Harry clearly envisioned his autobiography as a lesson to the young, a word to the not-yet wise, a glimpse of his past and, yes, a platform for some bragging rights. “Of what use,” he writes in the Preface, “are great achievements to the maker unless he is alive to look back on them with pride, learn their worth to mankind and see their value realized by others.” Reading his stories about the places he went, the meals he enjoyed, the horses he bought and sold, loved and even killed, the hounds he bred and hunted, the fights he fought “For the Sake of Sport in America,” there emerges a portrait of a pragmatist, a patriot, a naturalist, an industrialist. He was serious about each, but he was very, very serious about fun.

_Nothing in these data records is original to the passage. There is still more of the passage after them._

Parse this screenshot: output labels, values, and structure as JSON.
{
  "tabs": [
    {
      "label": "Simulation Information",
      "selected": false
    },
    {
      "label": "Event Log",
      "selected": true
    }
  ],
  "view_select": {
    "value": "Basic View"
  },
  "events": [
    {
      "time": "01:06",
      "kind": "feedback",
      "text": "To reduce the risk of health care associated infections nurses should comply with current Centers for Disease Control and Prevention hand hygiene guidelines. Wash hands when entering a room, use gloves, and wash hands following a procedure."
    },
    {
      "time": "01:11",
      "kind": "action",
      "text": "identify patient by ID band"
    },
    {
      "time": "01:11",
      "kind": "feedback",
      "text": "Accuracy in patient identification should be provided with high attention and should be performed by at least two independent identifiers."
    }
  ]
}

Martha_webMartha Wolfe is an independent scholar, author, and three-time John H. Daniels Fellow at the National Sporting Library & Museum. Her most recent book is The Great Hound Match of 1905, chronicling the hunting competition between A. Henry Higginson and Harry Worcester Smith. Read more about Martha and her research at www.marthawolfe.net.